BELLEFONTE -- New developments and discoveries were made in the sixth day of Beta Theta Pi preliminary hearings.
And it seemed to please lawyers on both sides of the case.
One of Wednesday's major developments was the testimony from Penn State athletic trainer and Beta Theta Pi live-in adviser Tim Bream, who is not currently being charged in the case.
Leonard Ambrose, the attorney representing former Beta Theta Pi brother Joseph Sala, was the one who originally decided Bream should come in to testify. After the hearing Wednesday, Ambrose said the inclusion of Bream in today’s testimony was “significant,” especially since it dispelled the Commonwealth’s argument that Beta Theta Pi was a “dry” fraternity house.
“Mr. Bream, through his own counsel, indicated that the fraternity was hosting a social that night…at which they were permitted by the [Interfraternity Council] to serve alcohol at this social event.”
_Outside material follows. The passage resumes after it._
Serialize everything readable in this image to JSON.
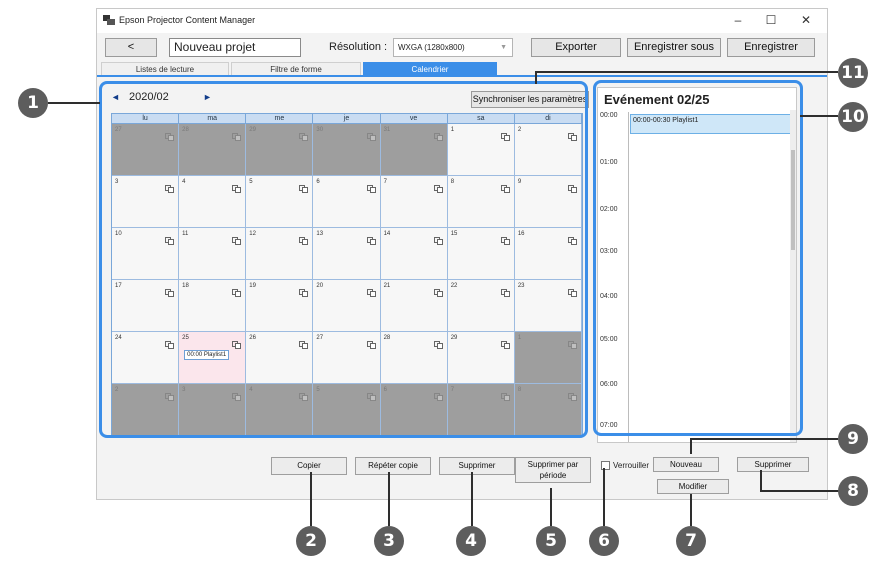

Ambrose said Bream was “supposedly” supposed to supervise those were going to be consuming alcohol at the event, but instead “went to his room and slept all night.”
“His title was ‘residential adviser,’” Ambrose said. “Under his position he just lives there. Anything can go on and he doesn’t have to have any say as to what goes on…it doesn’t make any sense.”
When asked about the argument that the former Beta Theta Pi brothers “knew that people would get sick,” Rocco Cipparone, the lawyer representing Michael Bonatucci, said getting sick and sustaining fatal injuries are “two dramatically different things,” adding that there was no “certain risk of death.”
“Let me just say this,” Ambrose added, “they’re saying that my client, Joseph Sala, an 18-year-old, should be able to appreciate the risk of alcohol…how about a 56-year-old man who’s in the house…who simply goes to sleep? You can’t have it both ways.”
During his testimony, Bream mentioned that he never drank alcohol because his father was an alcoholic. Ambrose said, because of this, he would think that Bream would be “very concerned about having alcohol in a house where he lives.”
“If [Bream] can’t foresee it with his life’s experience, with his position as resident adviser…how is credible that our clients were able to perceive someone, including Timothy Piazza, would die?” Cipparone asked.
Bream also mentioned that he didn’t see alcohol-related debris — or the unconscious Timothy Piazza — when he went downstairs on the morning of Feb. 3. Ambrose expressed skepticism to this testimony.
Tom Kline, the attorney representing the Piazza family, referenced Tim Bream as well, saying it is often easy to lose focus in these types of hearings.
“We are convinced that Mr. Bream was a significant and important person in this entire matter,” Kline said. “But we also see what’s happening here with the intent…there’s an effort to point the direction to what we call ‘the empty chair.’”
Previously, in a letter to Penn State, the Piazzas did call for the firing of Bream, and Kline said they were concerned about his role and responsibility, as well as his position as a representative of the university.
Kline said him, along with Jim and Evelyn Piazza, are focusing on what Bream knew and when he knew it, but added that none of those questions exonerates any of the individuals charged in the case.
“That’s something that cannot be understated,” Kline said.
Kline said Bream could be fully cross-examined at a later point, but added that the Bream issue doesn’t solve any of the other questions are charges against other parties.
“It’s needs to be addressed. It will be addressed…and we hopefully, someday, will get answers,” Kline said.
Another development, Kline said, were admissions by defense attorneys that some crimes were committed by former members of Beta Theta Pi.
“If I were writing a headline, my headline would be ‘there were crimes committed,’” Kline said. “Let’s agree that there was hazing. That’s part of the Piazza’s mission…their son is dead. Let’s focus on that again: The Piazza’s son is dead. And they’re looking for justice.”